just to let everyone know, Here in America, if you need something cut to size(wood, metal, plastic, etc) there is almost always somewhere you can take your material & get it cut to size....for a price(usually $5 for the whole job or less). If you know someone with the proper tools, they just MIGHT cut it for you for free. talk REALLY REALLY sweet to them. LOL

Great project. We Commodore Amiga computer users from years gone by remember first seeing Luxo JR on our light-years-ahead-but-publically-rejected platform!

4 replies

Oh man, you are so lucky! I'd give anything to have seen Luxo Jr. back when it was first released years ago! Awesome!

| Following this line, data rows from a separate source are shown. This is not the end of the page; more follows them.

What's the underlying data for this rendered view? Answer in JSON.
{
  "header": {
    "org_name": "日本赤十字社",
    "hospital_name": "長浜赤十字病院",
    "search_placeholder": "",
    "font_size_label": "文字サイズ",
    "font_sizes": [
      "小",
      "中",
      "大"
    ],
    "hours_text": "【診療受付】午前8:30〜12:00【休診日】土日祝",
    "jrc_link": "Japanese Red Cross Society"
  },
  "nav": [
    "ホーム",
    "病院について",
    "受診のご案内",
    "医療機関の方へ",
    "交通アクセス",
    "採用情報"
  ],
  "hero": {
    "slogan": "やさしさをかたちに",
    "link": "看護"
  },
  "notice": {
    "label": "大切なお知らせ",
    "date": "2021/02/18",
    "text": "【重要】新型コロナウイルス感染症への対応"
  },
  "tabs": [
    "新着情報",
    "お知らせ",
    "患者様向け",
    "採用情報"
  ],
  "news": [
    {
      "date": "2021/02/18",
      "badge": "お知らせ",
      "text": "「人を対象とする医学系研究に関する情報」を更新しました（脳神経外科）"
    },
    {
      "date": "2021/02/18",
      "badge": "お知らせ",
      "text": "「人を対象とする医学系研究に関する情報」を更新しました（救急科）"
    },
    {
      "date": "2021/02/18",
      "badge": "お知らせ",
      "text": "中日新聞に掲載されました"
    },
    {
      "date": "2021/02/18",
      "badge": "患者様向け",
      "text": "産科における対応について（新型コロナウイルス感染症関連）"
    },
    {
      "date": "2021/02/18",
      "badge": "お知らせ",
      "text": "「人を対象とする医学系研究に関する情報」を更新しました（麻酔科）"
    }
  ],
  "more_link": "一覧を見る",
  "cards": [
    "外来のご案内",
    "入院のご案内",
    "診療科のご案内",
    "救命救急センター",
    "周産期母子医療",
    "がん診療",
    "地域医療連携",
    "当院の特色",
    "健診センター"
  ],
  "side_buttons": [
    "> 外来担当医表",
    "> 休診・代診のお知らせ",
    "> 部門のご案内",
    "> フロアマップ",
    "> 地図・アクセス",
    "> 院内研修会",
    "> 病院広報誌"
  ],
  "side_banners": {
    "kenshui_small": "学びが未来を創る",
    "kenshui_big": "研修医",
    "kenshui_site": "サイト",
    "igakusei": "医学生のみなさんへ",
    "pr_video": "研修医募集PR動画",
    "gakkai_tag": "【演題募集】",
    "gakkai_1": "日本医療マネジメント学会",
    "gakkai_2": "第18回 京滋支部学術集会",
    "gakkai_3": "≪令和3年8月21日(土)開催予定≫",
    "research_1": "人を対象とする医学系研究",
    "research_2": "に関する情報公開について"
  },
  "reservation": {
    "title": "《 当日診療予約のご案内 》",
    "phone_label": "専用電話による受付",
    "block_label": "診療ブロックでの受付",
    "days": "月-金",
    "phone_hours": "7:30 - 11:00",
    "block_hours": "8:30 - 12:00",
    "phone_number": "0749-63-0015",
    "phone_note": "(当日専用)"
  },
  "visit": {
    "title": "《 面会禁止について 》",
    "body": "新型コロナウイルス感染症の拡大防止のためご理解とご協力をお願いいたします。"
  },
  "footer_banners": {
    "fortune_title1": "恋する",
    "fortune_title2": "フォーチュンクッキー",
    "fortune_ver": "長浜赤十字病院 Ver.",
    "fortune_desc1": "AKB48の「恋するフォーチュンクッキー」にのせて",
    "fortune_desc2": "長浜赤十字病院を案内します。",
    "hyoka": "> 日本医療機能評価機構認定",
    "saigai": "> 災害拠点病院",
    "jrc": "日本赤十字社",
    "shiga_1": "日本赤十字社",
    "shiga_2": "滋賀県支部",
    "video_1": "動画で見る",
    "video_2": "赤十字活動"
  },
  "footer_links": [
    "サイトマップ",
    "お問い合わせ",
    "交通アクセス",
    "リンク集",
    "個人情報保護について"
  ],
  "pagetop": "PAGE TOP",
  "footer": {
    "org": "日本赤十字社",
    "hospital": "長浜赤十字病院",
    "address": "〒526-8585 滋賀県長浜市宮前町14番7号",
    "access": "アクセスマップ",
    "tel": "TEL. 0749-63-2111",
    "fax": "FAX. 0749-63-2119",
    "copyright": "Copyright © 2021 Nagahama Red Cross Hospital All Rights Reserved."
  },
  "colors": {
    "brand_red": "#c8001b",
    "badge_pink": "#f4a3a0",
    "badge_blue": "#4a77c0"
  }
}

This was back in the late 80's! IBM (Windows) machines were still greenscreen, Mac's were still black and white, and the AMiga was capable of 100,000 colors (using halftone mode I believe) onscreen at once! In fact when these companies started making life-like graphics, the Amiga was the only platform capable of this kind of graphics. They used an item called a "Video Toaster." The IBM world whined about Newtek not making them a video toaster. So, since the IBM machines were not capable of this kind of power, Newtek sold them to the IBM world by literally making a deal with Commodroe where they put a "NEWTEK VIDEO TOASTER" sticker over an AMIGA computer's AMIGA sticker, installed the Toaster (it was a card), and called te whole unit the video toaster! Basically when they plugged the toaster unit into the IBM, it bypassed the IBM and did the work as an AMIGA.

i have an Apple IIe and it was not greenscreen it had and still does 16 colors... or i think you are talking about the Macintosh models but that was a little bit later...

yup - you are right. I never could have foreseen back then that eventually I would end up in the Mac world as I am today. They finally have caught up to the old AMIGA system in user friendliness, stability, and and ease of use.

However, I am fickle. I do not care which platform i am using as long as it is fast, logical, and i have control over what i want to do.

I am fairly competent in Windows and Mac as I have used both extensively through the years - going back and forth between them until a good machine finally was re-invented. After being on an AMIGA so many years ago, I was spoiled. Right now I know Windows 7 is stable (finally!), but Microsoft's approach to things is so much more complicated (wasted time/effort) to get simple tasks done that I am in OS X for now. I would like to see a Windows that is truly as logical and user friendly as OS X to be made (and I believe they can - they just need to get someone involved who is used to REALLY simplifying things instead of their usual "simplifying" by adding 3 more steps to a simple task). A good competition between Mac and Microsoft could only bring better machines to market.

I see they are getting ready to release a new Amiga (or so they say - again) - I miss a lot of the little extra things it had - especially not needing to go to a menu to shutdown - just hit the power switch and your done - an almost 30 year old trick to be re-invented in modern times!

I have the honor and privilege to say that this lamp looks just as awesome in person! Congrats on being featured in a newsletter!

1 reply

Aw, Thanks Danger is my middle name! But you know, the MF definitely wouldn't have been as enjoyable for me without you there! Have a good time at Olin!

thanks Gonzalo Ruiz! Good luck with all of your future builds!